Saved by the geocode
There are many challenges to successful software development. The hard work could involve writing code from scratch, but not always. Sometimes it’s a matter of networking, pooling ideas and discovering a readymade component that was there before you even started thinking about the problem.
With the AHJ Registry project underway, Blu Banyan CEO Jan Rippingale talked to a contact at Sandia National Lab about the need to match geographic locations with the relevant permitting jurisdiction. That conversation led to another contact at NREL, who explained that US Census data contains a record of AHJs defined as geometric shapes. That was the first breakthrough.
“We knew that if you had a point and a polygon, you could say whether or not that point existed in the polygon,” Rippingale said.
The next challenge: How do you design a program to match points and polygons?
“We actually tried several ways to do that before we found the polygon matching problem had already been solved,” Rippingale said.

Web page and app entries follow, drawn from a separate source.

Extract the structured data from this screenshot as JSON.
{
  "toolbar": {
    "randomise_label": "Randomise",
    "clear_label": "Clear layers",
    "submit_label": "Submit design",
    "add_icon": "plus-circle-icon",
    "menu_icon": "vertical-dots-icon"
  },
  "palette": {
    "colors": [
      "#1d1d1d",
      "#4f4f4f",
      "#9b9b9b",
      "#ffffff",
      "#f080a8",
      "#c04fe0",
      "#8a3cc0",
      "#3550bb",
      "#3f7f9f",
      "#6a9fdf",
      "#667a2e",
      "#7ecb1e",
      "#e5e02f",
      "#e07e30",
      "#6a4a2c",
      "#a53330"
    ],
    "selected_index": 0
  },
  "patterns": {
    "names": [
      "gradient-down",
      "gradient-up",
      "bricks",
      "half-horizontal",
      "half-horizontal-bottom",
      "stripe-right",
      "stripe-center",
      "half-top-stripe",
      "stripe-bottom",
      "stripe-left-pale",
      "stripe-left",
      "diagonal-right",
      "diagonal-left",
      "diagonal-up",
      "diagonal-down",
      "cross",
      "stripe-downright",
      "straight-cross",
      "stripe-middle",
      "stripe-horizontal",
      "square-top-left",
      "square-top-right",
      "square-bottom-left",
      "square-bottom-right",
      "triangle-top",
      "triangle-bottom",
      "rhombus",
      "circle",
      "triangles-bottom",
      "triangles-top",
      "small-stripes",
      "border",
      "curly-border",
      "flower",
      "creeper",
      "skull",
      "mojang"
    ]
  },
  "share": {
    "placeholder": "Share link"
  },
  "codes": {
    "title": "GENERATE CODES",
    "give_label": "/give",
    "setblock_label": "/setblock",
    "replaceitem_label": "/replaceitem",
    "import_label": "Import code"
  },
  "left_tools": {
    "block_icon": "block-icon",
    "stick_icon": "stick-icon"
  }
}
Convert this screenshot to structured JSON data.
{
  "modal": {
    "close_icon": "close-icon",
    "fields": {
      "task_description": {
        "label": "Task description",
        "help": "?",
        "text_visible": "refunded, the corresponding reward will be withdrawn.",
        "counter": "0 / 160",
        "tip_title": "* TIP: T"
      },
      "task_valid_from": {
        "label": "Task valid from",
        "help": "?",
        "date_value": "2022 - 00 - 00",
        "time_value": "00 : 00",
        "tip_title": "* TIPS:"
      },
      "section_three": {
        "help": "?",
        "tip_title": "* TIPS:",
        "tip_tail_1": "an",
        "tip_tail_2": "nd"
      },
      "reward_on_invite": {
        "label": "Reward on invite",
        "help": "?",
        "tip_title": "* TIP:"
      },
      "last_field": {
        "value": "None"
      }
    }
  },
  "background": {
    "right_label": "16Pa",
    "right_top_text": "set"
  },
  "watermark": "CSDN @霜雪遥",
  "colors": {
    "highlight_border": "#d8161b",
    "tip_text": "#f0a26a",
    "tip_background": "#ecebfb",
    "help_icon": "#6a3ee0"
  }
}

Blu Banyan discussed the polygon problem with SunSpec’s Orange Button working group comprised of software developers who use data standards to drive down solar project costs. Wells Fargo’s emerging technologies strategy consultant Joel Boeder, a member of the working group, asked if the dataset had a geocode function.
Geocode uses a set of unique identifiers for geographic locations.
“We had to go through enough of the geometry challenges to realize that we needed to use the built-in geocoding functions,” Rippingale said.
Having confirmed that the solution was in the geocode, Blu Banyan proceeded to build. The AHJ registry debuted in mid-August this year.
Data quality and quantity
Wanting an initial dataset with a high degree of accuracy, Blu Banyan seeded the registry with data for AHJs in Connecticut and North Carolina. Going forward, it will be up to users of the registry and AHJs themselves to fill in details and confirm that the data stays up to date.
Widespread adoption releases the true value of standardized data. A large user base in the solar and construction industries can quickly and easily crowdsource data for the AHJ Registry. Each addition to the registry contributes to an information commons that improves data accuracy and reduces time and money spent on manual data entry. Step by step, this work takes us closer to the future of project permitting.
Instant, online solar permitting, enabled by NREL’s SolarAPP platform, has many advantages. It improves efficiency. By eliminating the need to visit the local permitting office, it saves time and enhances public safety during the COVID-19 pandemic. It can also support equity and inclusion. If nobody knows what a permit applicant looks like, there’s less risk of discrimination.
Data standards gaining momentum
The AHJ Registry is one of several active projects using data standards to drive down solar soft costs.
With leadership from Blu Banyan and SunSpec Alliance, the Orange Button working group is also developing a common product registry. Starting with modules and inverters, the registry will make it possible for manufacturers to upload product datasheets once, and give the entire industry access to all product data, including specifications, certifications and more, at the push of a button.
“Code talks,” said Tom Tansy, SunSpec Alliance chairman. “Major customers come in because they want to solve one big problem. When we solve it, they come back to solve a different problem.”
Other Orange Button projects will improve customer engagement, taking details about project status and reporting back to the homeowner; support asset management, sharing monthly operating reports with investors who contribute project finance; and simplify operations and maintenance, integrating field service data into a platform that represents the single source of truth for solar projects.
Users of AHJ registry and other Orange Button services can join SunSpec Alliance to support continued development.
Matthew Hirsch is CMO and Partner at TerraCurrent.
— Solar Builder magazine